These chemicals have been found to act as estrogens, anti-estrogens, androgens, anti-androgens, or to interfere with thyroid hormone, cortisol, insulin, or growth regulators. Moreover, since animals and human foetal development is primarily dependent on hormonal levels at various phases of development, the effects of these endocrine disrupting chemicals on the endocrine, reproductive, neurological, and immune systems have been found to be very serious, if not catastrophic (Windham, 2000).
TCDD dioxin is the most toxic of a class of organochlorine chemicals including chlorinated dibenzo-p-dioxins (CDDs), dibinzofurans (CDFs), polychlorinated biphenals (PCBs), brominated dibenzo-p-dioxins (BDDs), brominated dibenzofurans (BDFs), and polychlorinated pesticides etc. These groups of chemicals have been shown to exert hormonal effects that disrupt the endocrine system of wildlife resulting in adverse effects on reproductive system development and hormones, foetal development, and the immune system at extremely low levels of exposure (Windham, 2000; Are Environmental Hormones Emasculating Wildlife, 1994). Dioxins have been found to have both estrogenic and anti-estrogenic effects depending on the organ or tissue affected. The toxic metals mercury, lead, and cadmium as well as phenols have also been found to have reproductive and endocrine system disrupting effects (Windham, 2000).
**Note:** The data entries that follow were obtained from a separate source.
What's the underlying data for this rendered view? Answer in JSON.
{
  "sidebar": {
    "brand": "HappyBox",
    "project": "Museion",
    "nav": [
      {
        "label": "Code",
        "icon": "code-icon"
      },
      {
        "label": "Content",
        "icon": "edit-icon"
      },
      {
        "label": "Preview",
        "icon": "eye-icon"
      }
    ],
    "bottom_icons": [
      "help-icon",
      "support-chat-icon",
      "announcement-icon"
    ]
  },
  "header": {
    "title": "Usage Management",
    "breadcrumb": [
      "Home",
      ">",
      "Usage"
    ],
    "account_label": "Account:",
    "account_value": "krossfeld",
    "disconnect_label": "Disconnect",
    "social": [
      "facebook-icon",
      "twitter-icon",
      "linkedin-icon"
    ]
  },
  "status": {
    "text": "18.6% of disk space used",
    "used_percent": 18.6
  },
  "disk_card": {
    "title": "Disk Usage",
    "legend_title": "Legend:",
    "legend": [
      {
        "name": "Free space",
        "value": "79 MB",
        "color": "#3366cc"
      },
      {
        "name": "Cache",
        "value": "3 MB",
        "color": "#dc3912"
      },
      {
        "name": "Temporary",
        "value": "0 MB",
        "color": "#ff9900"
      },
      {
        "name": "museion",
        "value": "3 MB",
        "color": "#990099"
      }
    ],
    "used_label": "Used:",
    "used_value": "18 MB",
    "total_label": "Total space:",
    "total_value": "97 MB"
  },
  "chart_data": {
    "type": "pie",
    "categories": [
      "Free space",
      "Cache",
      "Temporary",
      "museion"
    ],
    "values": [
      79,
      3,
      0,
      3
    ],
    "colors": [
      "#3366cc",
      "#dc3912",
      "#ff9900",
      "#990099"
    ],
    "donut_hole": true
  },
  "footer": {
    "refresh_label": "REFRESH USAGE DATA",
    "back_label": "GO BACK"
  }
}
Chemicals with estrogenic effects cause cells to produce surplus levels of oestrogen, which has been linked to breast cancer, testicular cancer, lowered sperm counts, and malformation/mutations of male sex organs, and a decreased number of successful male births. Exposure to relatively low levels of these chemicals have been documented to have had catastrophic effects on populations of Beluga whales, alligators, turtles, mink, otters, bald eagles, osprey, cormorants, terns, herring gulls, migratory birds, chickens, lake trout, chinook and coho salmon, etc. For example only 60 parts per billion (ppb) of DDE are required to cause anti-androgenic effects on male test animals (Colborn, 1999; Pritchard, 2004).
These chemicals act in a variety of ways; however, their mechanism of action could be broadly described as mimicking oestrogen thereby increasing oestrogen levels in the blood, anti-estrogenic; binding with oestrogen receptors or anti-androgenic; binding with androgen receptors. Some chemicals known to bind to estrogens receptors include insecticides (dichlorodiphenyl-trichloroethane (o,p'-DDT), methoxychlor, and chlordecone); a monomer used in plastic (bisphenol A); an alkylphenol surfactant used in detergents, cosmetics and toiletries, and other household products (octylphenol); and a plasticizer (butyl benzyl phthalate (BBP). Other compounds known to bind to androgen receptors include the fungicide vinclozolin and 1,1dichloro-2,2-bis(p-chlorophenyl)ethylene (p,p'-DDE) the persistent in vivo metabolite of DDT. Polychlorinated biphenyls (PCBs) and 2,3,7.8-tetrachlorodibenzo-p-dioxin (TCDD) could all disrupt reproduction and development via several mechanisms (CLS, 1999; Developmental Effects, 1993).
Laboratory studies investigating the endocrine disrupting capacity of these chemicals